“There are no rules for good photographs, there are only good photographs.”
“In wisdom gathered over time I have found that every experience is a form of exploration.”
View other entries for this week’s challenge:
As always I welcome comments about this post or any part of my blog. My photographs for the mobile photography challenge are taken with an iPhone 6.
****If you would like to buy a print of any of my photographs or have any questions, please view the Contact Information found on the masthead. Thank you.
If you’d like to join this Mobile Photography Challenge, please click here for details and history of the challenge. If you have any questions, please contact me. Below is a reminder of the monthly schedule with themes for upcoming challenges:
1st Monday: Nature.
2nd Monday: Macro.
3rd Monday: Black and White.
4th Monday Challenger’s Choice (Pick One: Abstraction, Animals, Architecture, Food Photography, Night Photography, Objects, Panorama, Portraiture, Still Life, Street Photography, and Travel).
5th Monday: Editing and Processing with Various Apps Using Themes from the Fourth Week.
This is a wonderful and stunning photo, Sally!
I appreciate your comment and visit.
Classic landscape, love that stream!
Maria, Yosemite speaks for itself.
I’ve never been there but it looks so grand! Now I want to see it too! I love that you give us some quotes too. I love the emotion and information you share with us:)
Nato. I appreciate your thoughtful comment.
Oh, goodness! I was almost holding my breath as I read this. A stand and stare moment I would love to have, Sally. 🙂
Jo, it is a magical world of nature’s bounty. Lovely to hear from you.
Wonderful image, Sally. I need to go back to Yosemite.
I hope that you do get to return. Thanks for your comment.
Wow Sally I’m truly amazed at the advance in technology for cameras. Even iPhones are amazing. Gorgeous photo!
Nicole, thanks so much.
This is an amazing image, like an Ansel Aams, I agree with Andy!
Amy, I’m humbled. Thank you so much.
Wonderful photo… Nature can be the most relaxing thing for me unless I run into an expected animal…
I appreciate your comment. Nature always amazes and surprises.

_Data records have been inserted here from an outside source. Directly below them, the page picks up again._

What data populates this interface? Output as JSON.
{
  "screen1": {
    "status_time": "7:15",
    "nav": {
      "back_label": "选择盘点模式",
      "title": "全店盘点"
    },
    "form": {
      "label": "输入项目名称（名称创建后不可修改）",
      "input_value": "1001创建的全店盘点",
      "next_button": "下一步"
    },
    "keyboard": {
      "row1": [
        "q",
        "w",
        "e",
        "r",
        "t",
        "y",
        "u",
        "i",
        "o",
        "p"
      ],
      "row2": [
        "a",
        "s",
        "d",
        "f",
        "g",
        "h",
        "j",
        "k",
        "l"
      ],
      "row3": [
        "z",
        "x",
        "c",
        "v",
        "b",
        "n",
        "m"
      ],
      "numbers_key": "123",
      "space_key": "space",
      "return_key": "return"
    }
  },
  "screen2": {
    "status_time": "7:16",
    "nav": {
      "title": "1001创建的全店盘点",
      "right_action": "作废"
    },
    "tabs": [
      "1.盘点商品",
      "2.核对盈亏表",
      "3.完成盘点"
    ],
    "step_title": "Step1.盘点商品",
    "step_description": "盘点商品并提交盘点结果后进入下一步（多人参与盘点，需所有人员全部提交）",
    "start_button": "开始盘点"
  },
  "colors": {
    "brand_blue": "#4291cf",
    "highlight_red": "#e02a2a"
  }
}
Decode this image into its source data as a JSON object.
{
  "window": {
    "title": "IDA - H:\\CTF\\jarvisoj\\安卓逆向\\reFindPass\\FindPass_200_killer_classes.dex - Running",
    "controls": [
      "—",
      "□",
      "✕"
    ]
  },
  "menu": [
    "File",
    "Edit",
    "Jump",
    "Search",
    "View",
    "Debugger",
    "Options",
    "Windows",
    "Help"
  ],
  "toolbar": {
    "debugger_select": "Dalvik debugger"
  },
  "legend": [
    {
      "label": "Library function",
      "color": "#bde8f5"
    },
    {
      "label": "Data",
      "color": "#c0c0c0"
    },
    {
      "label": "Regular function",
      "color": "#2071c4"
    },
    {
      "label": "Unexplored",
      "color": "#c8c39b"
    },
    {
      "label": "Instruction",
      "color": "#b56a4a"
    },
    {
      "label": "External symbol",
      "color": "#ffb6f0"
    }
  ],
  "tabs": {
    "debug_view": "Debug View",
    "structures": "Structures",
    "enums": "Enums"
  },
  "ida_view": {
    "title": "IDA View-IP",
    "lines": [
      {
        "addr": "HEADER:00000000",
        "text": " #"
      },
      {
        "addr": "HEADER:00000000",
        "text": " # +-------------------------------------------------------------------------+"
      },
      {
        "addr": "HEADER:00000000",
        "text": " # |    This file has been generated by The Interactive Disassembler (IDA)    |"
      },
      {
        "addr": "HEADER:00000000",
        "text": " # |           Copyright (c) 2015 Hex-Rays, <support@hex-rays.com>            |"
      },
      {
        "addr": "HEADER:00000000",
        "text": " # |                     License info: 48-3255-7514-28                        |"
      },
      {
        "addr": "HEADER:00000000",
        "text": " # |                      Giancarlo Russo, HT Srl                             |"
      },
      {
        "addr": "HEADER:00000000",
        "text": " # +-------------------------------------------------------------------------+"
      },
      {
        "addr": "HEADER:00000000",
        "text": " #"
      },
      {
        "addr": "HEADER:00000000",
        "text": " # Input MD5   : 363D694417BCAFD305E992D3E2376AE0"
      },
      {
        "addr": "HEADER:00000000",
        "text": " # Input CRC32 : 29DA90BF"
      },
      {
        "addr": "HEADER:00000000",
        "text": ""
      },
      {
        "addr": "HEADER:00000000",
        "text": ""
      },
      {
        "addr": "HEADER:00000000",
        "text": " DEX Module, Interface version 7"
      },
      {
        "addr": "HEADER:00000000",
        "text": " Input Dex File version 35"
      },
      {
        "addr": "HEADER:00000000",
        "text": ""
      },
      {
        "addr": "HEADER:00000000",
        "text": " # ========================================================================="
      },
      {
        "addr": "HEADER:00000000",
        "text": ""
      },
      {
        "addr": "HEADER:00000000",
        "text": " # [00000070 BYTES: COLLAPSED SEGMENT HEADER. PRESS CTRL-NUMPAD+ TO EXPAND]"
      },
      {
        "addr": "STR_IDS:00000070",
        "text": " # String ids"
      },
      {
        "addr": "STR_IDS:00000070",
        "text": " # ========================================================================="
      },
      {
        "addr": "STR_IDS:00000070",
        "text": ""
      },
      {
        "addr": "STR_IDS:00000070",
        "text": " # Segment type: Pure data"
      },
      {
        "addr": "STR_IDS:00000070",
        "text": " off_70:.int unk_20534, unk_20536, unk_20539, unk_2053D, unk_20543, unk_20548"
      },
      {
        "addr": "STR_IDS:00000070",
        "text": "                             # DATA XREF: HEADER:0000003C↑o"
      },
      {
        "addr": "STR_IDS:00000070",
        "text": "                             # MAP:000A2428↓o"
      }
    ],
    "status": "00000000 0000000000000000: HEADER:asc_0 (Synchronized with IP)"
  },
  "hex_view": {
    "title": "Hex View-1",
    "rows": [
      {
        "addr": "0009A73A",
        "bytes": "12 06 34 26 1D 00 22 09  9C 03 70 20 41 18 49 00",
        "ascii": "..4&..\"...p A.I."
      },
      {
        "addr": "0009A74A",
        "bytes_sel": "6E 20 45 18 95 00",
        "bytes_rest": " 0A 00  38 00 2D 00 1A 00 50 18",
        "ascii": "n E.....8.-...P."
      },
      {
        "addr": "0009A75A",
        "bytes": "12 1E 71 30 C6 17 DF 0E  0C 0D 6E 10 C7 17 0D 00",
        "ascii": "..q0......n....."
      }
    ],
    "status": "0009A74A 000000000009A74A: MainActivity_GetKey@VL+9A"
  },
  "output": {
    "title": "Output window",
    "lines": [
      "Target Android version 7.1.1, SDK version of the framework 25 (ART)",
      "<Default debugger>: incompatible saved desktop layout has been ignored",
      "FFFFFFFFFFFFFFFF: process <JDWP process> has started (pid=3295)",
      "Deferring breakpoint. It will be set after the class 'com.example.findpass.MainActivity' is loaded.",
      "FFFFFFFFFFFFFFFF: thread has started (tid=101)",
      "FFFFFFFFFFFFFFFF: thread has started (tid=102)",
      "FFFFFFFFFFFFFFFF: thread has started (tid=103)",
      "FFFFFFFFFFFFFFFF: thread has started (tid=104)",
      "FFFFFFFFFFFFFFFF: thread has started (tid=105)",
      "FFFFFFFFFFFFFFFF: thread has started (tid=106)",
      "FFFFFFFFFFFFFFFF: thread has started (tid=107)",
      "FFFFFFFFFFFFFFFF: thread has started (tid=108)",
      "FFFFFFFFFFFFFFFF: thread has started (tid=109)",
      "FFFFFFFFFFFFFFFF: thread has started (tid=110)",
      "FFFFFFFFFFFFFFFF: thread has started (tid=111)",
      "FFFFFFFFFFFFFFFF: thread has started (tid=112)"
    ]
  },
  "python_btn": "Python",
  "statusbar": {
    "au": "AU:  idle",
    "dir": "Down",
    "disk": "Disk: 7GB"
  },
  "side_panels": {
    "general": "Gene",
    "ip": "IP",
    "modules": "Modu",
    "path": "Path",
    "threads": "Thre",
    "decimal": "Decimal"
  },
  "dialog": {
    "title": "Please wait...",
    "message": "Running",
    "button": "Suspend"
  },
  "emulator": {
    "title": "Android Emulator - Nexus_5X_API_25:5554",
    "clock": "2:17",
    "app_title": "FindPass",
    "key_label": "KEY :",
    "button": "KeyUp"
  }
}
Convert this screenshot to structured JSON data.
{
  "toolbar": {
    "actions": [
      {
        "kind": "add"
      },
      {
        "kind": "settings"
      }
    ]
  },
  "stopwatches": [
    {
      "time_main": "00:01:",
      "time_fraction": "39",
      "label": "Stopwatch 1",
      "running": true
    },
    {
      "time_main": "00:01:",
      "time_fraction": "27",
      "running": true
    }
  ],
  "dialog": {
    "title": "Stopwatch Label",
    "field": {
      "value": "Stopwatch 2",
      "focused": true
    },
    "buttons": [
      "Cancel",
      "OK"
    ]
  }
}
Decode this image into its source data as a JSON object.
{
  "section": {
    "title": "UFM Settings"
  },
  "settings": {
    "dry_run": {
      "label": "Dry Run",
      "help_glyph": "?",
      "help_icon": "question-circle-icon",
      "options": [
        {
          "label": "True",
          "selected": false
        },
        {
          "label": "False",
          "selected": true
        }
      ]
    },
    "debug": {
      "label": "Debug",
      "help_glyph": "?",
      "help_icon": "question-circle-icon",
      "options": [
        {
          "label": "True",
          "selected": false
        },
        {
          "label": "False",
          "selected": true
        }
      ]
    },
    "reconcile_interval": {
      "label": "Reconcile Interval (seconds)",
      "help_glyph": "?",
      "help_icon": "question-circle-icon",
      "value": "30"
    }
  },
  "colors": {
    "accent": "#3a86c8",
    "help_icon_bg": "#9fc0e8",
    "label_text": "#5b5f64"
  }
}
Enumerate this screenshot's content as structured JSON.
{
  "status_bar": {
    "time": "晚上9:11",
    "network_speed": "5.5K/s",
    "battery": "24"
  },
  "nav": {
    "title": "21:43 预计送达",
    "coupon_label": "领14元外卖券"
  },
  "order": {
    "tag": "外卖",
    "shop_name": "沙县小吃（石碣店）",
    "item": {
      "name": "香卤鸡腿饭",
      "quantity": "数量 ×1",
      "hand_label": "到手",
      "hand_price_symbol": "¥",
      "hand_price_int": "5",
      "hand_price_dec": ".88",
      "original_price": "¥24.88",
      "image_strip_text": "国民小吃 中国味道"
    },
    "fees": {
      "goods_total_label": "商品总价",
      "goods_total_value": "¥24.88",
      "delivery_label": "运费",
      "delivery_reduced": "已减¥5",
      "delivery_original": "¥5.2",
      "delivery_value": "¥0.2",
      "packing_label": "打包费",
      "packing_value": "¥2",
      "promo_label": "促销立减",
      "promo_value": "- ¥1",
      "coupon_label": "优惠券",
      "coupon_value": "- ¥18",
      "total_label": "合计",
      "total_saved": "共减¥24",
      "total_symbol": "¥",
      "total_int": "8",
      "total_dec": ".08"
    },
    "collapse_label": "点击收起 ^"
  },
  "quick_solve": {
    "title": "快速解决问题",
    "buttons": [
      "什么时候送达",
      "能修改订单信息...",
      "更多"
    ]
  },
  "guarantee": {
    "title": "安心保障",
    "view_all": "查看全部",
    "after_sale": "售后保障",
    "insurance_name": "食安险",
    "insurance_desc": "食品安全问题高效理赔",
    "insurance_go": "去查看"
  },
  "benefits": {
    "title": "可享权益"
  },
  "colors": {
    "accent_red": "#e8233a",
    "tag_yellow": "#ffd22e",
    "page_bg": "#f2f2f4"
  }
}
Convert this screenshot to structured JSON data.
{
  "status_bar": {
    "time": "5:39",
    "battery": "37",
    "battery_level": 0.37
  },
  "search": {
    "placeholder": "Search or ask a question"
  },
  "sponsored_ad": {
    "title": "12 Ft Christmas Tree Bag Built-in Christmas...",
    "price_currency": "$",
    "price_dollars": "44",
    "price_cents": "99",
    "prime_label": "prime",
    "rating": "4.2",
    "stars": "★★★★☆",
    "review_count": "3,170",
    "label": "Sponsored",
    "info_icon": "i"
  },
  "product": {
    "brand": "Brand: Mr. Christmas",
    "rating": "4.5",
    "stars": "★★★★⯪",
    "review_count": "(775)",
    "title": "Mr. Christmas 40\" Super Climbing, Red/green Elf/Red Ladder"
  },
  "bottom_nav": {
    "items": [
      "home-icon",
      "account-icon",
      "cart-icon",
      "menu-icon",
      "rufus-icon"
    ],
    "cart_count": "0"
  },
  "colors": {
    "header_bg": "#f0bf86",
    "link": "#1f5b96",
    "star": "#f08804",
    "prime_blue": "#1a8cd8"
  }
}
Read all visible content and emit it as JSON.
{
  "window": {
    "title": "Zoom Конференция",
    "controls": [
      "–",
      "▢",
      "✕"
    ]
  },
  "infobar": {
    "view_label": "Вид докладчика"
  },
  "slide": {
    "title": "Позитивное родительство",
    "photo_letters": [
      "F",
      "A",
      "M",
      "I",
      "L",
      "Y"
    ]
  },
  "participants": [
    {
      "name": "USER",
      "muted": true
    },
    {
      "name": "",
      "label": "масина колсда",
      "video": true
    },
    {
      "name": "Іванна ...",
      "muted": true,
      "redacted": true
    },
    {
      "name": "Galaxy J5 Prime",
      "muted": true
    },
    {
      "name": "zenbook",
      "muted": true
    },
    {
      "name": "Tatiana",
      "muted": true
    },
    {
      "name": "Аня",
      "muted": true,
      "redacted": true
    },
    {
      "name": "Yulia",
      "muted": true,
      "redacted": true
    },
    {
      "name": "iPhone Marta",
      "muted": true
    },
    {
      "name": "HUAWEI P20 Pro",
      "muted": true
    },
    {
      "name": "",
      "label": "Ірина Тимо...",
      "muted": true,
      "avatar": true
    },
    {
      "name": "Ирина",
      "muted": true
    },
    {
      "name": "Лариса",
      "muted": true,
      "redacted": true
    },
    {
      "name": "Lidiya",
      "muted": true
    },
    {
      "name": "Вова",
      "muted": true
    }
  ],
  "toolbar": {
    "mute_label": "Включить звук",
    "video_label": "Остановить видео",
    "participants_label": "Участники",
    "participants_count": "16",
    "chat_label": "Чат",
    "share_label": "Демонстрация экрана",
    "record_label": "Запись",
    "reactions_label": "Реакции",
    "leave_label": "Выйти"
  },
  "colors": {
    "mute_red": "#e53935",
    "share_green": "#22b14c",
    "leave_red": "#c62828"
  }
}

It is beautiful!
Beautiful photo and one of my favorite places.
Wonderful that you’ve gotten to experience the majesty of Yosemite. Thanks for your comment and visit.
Magnificent photo, Sally. And definitely Ansel Adams came immediately to mind. Your decision to use monochrome was the perfect finish to bring out the beauty even more.
I look forward to finding out more about the new compact camera, Light.
Angeline, I appreciate your comment. Thanks.
Beautiful photo – very much like Ansel. Love it
Raewyn, thank you so much.
Truly stunning Sally. I agree with what others have said.
Su, thanks so much.
Love your line “nature is the quintessential master of the universe” Your photo does say the same.
So rare to see few people below the falls. Provocative image.
Happy Monday Challenge
Carol, I appreciate your response to my image. Thanks so much.
What a stunning photo, Sally. I can easily understand why that sight inspired you on many levels. Gorgeous work.
Patti, that view is a summation of the rich visual experiences that the wild provides for us. Thanks so much for your comment.
A beautiful photo, Sally. And I love this: Of all the upness accessible to mortals, there is no upness comparable to the mountains. Now that I’m living in the Blue Ridge Mountains, I must agree with that quote! I decided I like it so much because I always feel like I’m on vacation! LOL! Have a wonderful week!
Linda, your comment fills my heart with joy, that you have found such an inspiration spot. Thanks so much for your comment.
Andy already expressed my thought: very like Ansel Adams and evocative of an earlier time before the park became so popular and crowded. Just wonderful, Sally.
I enjoyed the quotes very much, especially as I’m in a place where the soul-fulfillment of nature happens every day. In a few minutes, I’ll walk to the corral, then ride for several hours, reveling in the beauty of the mountains and forest. Such a blessing!
Janet, that is a blissful way to spend part of your day, steeped in nature’s charm. Enjoy. Thanks so much for your comment.
Very nice! Like an Ansel Adams!😃
Andy, I’m humbled. Lovely to hear from you. Thanks.